A couple of weeks ago, scientists announced that they had discovered a new millisecond pulsar with what is most likely the degenerate core of a star orbiting it. Since this newly discovered planet-like object probably has a mass close to Jupiter's but a radius closer to that of the Earth, it is extremely dense, and since it is most likely composed primarily of carbon, it would have a crystalline structure. In the media, of course, this is being announced with the sensational headline "Diamond planet found!"

The pulsar around which this planet is orbiting is called PSR J1719-1438, and it is a neutron star with a rotational period of 5.7 milliseconds. It's located in the constellation Serpens and is 4000 light years from us. A neutron star, of course, is the compact object that remains after a massive star goes supernova. As you might have guessed from their name, neutron stars are composed almost entirely of neutrons since the gravitational force of these objects have on themselves is stronger than the force keeping electrons and protons as separate particles (also called electron degeneracy pressure).

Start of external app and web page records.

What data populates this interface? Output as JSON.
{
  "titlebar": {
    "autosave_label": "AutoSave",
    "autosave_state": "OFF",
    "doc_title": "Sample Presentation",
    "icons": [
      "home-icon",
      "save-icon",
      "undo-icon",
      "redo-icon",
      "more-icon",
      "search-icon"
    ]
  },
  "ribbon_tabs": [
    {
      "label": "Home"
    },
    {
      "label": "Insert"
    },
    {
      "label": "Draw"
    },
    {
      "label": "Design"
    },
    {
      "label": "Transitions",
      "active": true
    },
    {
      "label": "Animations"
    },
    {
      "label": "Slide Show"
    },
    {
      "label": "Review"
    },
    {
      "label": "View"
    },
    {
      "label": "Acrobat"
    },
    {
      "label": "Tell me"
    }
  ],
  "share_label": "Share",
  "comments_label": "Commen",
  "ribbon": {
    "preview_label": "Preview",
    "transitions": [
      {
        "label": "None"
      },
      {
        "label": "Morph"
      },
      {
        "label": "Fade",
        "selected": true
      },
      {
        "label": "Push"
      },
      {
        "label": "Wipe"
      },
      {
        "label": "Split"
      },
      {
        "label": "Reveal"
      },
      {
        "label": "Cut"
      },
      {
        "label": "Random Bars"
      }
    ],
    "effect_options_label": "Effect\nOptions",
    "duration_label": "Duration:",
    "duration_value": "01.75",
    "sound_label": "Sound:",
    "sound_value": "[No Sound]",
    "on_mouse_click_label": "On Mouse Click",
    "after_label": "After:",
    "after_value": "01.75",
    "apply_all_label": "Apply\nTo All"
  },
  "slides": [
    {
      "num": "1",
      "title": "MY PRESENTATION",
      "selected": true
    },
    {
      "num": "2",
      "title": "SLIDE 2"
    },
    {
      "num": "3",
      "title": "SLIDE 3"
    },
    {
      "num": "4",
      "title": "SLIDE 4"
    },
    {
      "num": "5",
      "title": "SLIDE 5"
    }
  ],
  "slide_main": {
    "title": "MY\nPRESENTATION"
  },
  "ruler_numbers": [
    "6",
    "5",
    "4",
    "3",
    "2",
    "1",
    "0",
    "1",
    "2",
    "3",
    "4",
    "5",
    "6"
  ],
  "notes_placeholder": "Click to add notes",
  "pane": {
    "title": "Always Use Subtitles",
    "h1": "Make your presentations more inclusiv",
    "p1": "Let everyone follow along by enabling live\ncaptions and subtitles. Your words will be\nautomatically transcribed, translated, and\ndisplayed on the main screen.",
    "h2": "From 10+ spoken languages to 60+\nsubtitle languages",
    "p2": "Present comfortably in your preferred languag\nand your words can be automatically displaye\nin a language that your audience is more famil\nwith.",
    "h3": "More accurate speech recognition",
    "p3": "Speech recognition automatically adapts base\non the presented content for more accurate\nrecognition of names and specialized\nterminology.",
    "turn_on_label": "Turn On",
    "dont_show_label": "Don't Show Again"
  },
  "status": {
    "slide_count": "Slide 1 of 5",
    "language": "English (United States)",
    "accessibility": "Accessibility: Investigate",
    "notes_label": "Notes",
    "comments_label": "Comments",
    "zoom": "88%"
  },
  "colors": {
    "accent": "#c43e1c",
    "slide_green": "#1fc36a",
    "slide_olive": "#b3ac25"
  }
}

Neutron stars are often called "pulsars" because they emit regular bursts of light in the radio part of the spectrum. Since neutron stars used to be very large objects and were compressed into a small volume, they spin very quickly (hence "millisecond" pulsar) and have extremely large magnetic fields. Like supercharged northern lights, charged particles would be drawn in by the magnetic field and emit light as they speed up towards the magnetic poles (though this happens because of the interaction of these charged particles with our atmosphere on Earth). Just like with the Earth, the magnetic poles and axis of rotation aren't lined up, so as the neutron star rotates, the flash of light caused by these accelerating charged particles twirls around like a lighthouse. This is best shown in a diagram (stolen from the ATNF Pulsar Education page):

The interesting part about the PSR J1719-1438 system is that the "planet", which is called PSR J1719-1438b, is in fact believed to be the core of a dead star, which is certainly not how we usually think about planets being formed. Planets like those in our solar system were formed about the same time as the sun. The big cloud of gas out of which our sun was formed collapsed into a disk, and out of this disk gradually clumped together what would become the planets in our solar system. It would have looked something like this (from Astronomy Online):

What scientists think happened in this case, however, is that the PSR J1719-1438 system was originally a binary star system with one star large enough to go supernova and the other less massive. Because it would have burned through it's fuel more quickly, the more massive star would have died first and gone supernova, turning into the neutron star. The smaller star would have burned through its stellar fuel more slowly and as it started to turn into a red giant, its outer layers expanding as it finished burning hydrogen into helium and progressed to burning helium into carbon, the neutron star would start stripping material off its companion. The outer layers of hydrogen and helium would be torn away leaving only the dense core of carbon. In a slightly different situation, the smaller star might have been completely destroyed by the neutron star, but in this case, the tiny core was just far away enough (at 600,000 km, roughly the distance between the Earth and the Moon) and compact enough that it was able to survive.

Though this is a very exciting discovery, I have some, probably unfounded, issues with calling this object a planet. The official IAU definition of a planet is as follows:
"A "planet" is a celestial body that: (a) is in orbit around the Sun, (b) has sufficient mass for its self-gravity to overcome rigid body forces so that it assumes a hydrostatic equilibrium (nearly round) shape, and (c) has cleared the neighbourhood around its orbit.
Though all these criteria are probably true for PSR J1719-1438b, it seems strange to call something a planet which used to be a star.

At any rate, this is very cool science and I'm looking forward to seeing if more systems like this are discovered!